The Add family of nodes allow you to add the colour/scalar/vector coming into the Main Input with the color/scalar/vector coming into Input 2.

With Add Colour the addition is component-wise:

    Main + Input
    Main + Input
    Main + Input

In the example below, the Main Input contributes red values, and Input 2 contributes green values. Component-wise, the Main Input colour value is (1,0,0) and Input 2’s colour value is (0,1,0). The output of the Add Colour node is yellow (1,1,0).

    The Add Colour node adds the component colour values from the Main Input and Input 2.

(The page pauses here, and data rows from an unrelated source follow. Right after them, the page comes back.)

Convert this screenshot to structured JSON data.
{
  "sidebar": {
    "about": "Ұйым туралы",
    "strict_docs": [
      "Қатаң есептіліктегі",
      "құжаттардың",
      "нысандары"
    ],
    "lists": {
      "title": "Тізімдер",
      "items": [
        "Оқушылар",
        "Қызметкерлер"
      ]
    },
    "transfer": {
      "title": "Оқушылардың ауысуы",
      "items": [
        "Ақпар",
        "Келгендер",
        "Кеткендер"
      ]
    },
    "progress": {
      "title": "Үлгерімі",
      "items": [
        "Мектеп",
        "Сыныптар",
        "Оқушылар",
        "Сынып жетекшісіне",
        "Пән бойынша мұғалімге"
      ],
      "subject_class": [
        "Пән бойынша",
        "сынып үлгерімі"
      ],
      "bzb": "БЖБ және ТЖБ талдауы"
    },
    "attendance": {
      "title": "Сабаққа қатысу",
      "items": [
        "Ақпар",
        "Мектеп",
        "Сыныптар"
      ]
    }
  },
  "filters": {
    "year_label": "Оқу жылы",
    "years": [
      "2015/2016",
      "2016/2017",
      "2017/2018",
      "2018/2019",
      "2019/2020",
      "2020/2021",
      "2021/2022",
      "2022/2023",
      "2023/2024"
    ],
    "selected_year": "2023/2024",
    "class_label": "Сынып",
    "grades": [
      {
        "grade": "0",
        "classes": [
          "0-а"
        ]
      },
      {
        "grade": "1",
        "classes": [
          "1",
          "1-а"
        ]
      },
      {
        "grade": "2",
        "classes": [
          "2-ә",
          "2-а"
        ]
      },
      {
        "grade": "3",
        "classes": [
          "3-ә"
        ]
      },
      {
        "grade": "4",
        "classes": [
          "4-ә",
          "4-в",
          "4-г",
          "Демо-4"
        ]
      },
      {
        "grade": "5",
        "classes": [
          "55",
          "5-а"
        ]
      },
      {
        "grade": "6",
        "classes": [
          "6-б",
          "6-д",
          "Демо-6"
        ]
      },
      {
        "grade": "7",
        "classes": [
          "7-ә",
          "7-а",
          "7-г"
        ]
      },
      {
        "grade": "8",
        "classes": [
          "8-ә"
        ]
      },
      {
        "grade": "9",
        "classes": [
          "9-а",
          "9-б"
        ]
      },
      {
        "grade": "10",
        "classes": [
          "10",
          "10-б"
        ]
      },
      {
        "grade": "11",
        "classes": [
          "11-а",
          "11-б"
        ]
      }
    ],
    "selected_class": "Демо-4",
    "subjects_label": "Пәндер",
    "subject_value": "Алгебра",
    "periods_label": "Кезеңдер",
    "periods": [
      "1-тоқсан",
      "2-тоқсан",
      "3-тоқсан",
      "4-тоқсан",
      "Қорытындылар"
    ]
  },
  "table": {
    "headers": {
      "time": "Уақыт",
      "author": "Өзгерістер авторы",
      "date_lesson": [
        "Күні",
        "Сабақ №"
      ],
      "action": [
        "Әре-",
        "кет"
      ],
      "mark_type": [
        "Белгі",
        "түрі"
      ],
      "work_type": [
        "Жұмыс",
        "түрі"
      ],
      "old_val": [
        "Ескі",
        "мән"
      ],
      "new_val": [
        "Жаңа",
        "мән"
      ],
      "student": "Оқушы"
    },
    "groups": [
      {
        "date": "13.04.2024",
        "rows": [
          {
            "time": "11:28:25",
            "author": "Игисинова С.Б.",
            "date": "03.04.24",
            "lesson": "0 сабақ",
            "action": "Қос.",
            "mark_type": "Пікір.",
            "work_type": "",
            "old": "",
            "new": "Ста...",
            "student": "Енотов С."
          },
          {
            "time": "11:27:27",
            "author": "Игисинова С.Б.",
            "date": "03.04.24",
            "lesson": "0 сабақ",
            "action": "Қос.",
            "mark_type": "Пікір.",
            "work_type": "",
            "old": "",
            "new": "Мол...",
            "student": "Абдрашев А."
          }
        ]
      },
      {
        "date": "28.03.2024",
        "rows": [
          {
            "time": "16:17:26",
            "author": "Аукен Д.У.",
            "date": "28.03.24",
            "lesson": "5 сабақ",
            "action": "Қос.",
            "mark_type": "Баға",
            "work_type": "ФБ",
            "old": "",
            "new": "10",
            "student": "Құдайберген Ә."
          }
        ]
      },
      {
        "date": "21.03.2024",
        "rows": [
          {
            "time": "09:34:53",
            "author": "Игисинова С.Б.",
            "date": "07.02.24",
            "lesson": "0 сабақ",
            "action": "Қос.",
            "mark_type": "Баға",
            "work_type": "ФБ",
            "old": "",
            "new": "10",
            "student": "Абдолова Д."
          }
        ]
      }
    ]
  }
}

In the image below, the Main Input contributes red values, while Input 2 contributes values ranging from black to green, or component-wise, ranging from (0,0,0) to (0,1,0). The output of the Add Colour node results in red wherever pure black occured in Input 2, because red (1,0,0) plus black (0,0,0) equals red (1,0,0). Wherever a shade of green occurs in Input 2, the result is a shade of yellow, because red (1,0,0) plus green (0,1,0) equals yellow (1,1,0). Shades of yellow exist because the Power Fractal noise pattern produces a range of values between 0 and 1.

    The Add Colour node adds the component colour values from the Main Input and Input 2.

Although it’s possible for a component value to exceed the visual range of colours from pure black (0,0,0) to pure white (1,1,1), this is not recommended. In some shaders, such as the Power Fractal v3 shader, parameters exist to clamp the component values at the values designated in the Apply high colour and Apply low colour settings. In the example below, the Main input contributes red values, and Input 2 contributes values that range from less than zero to greater than 1. The Add Colour node will output values exceeding zero to 1 because the Clamp high colour and Clamp low colour checkboxes in the Power fractal shader are unchecked. The result is that colours on the terrain appear unnaturally dark, almost burnt, where the colour values are below zero. Where they exceed 1, clipping can occur or unnatural shades of colour, such as the magenta areas.

    When the evaluated component values (RGB) exceed the 0 to 1 range, the resulting colours can appear clipped or burnt in.

All nodes in this family have just one setting, which lets you assign a shader or function nodes to Input 2.


  • Name: This setting allows you to apply a descriptive name to the node, which can be helpful when using multiple Add Colour nodes in a project.
  • Enable: When checked, the node is active and the Main Input value is added with the Input 2 value. When unchecked, only the Main Input value is passed through the node.
  • Input 2: The values from the shader or function nodes assigned to this setting are added to the values of the Main Input.

A scalar is a single number. 1, 200.45, -45, -0.2 are all examples of scalar values.

A vector is a set of three scalars, normally representing X, Y and Z coordinates. It also commonly represents rotation, where the values are pitch, heading and bank.

A shader is a program or set of instructions used in 3D computer graphics to determine the final surface properties of an object or image. This can include arbitrarily complex descriptions of light absorption and diffusion, texture mapping, reflection and refraction, shadowing, surface displacement and post-processing effects. In Terragen 2 shaders are used to construct and modify almost every element of a scene.

A single object or device in the node network which generates or modifies data and may accept input data or create output data or both, depending on its function. Nodes usually have their own settings which control the data they create or how they modify data passing through them. Nodes are connected together in a network to perform work in a network-based user interface. In Terragen 2 nodes are connected together to describe a scene.